· Conform to our security auditor’s requests
· Protect %our company%'s data
It only takes a few minutes for a casual person or a child to delete %our company% data if the device is left unlocked – even if person’s intentions are not malicious. So, a password will in fact prevent most people from trying to get data from the device. And while it is true that we have not implemented the complex password restriction, it is available to us – of course, this is not to say that the IS department will not implement such a restriction in the future. Please note that you as a BlackBerry user are not limited to a 4-digit password, or that there is a ‘standard password’ that people are using – everyone has chosen their own password.
%our company% is comfortable with the (triple-DES encryption) memory scrubbing technique that is part of our BES deployment. As such, appropriate safeguards are (and have been) in place to protect %our company% data at the device and server level, including the denial of service vulnerability as you mentioned.
No electronic system is 100% safe or foolproof, but it can be made substantially safer if we all maintain an effort to secure %our company%'s proprietary assets and information.
If you have any further comments or questions regarding this policy, please refer them to my manager, %my manager%.
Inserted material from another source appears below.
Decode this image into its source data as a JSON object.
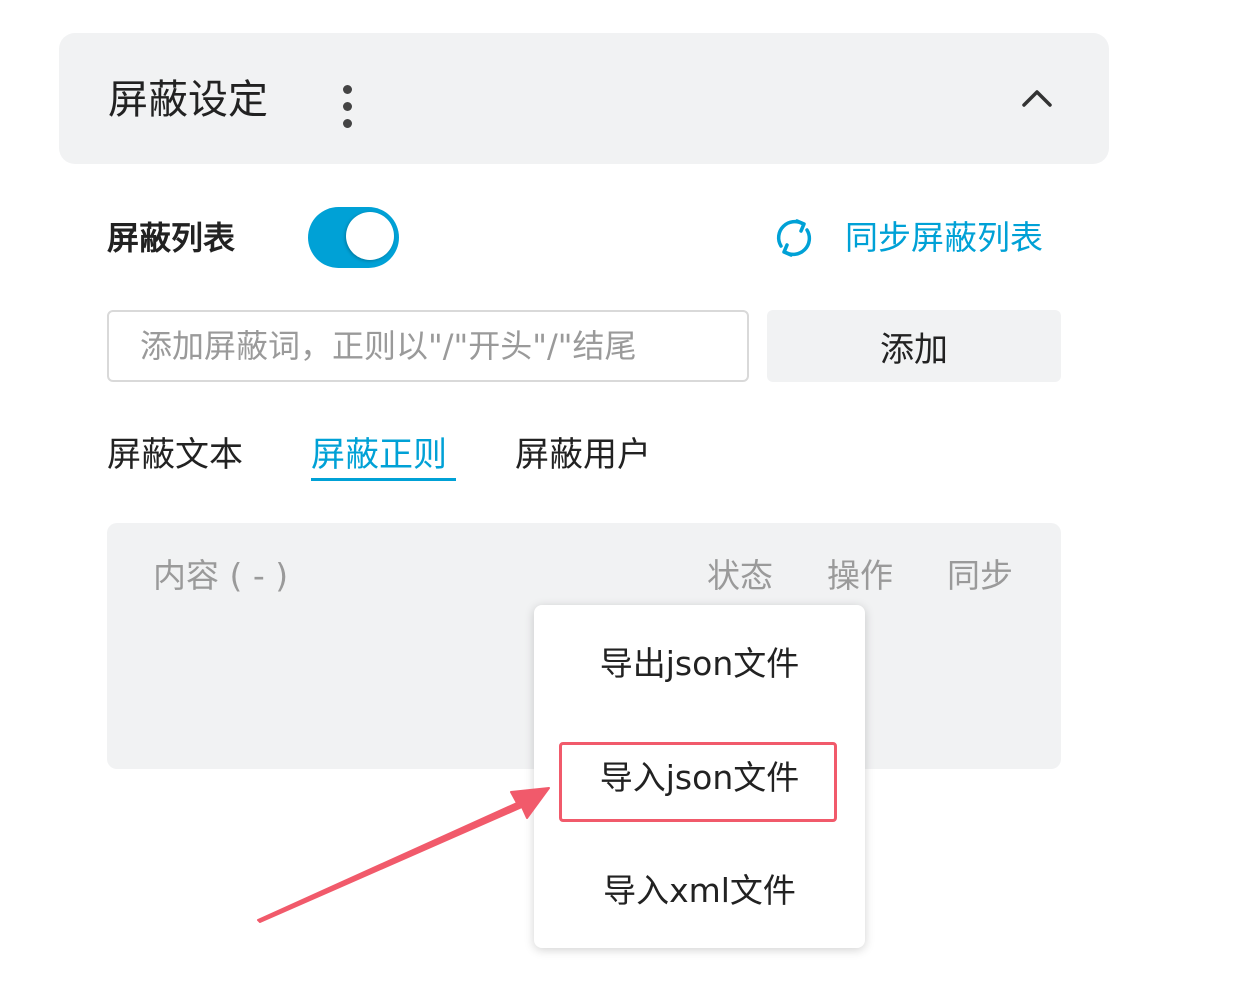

I didn't want to get into a techie battle with him, but wanted to go over the fact that this is not his choice, and it will in fact help us protect our data, since 99% of thefts are usually people concerned with the device, and have no care for the data.
What do you think?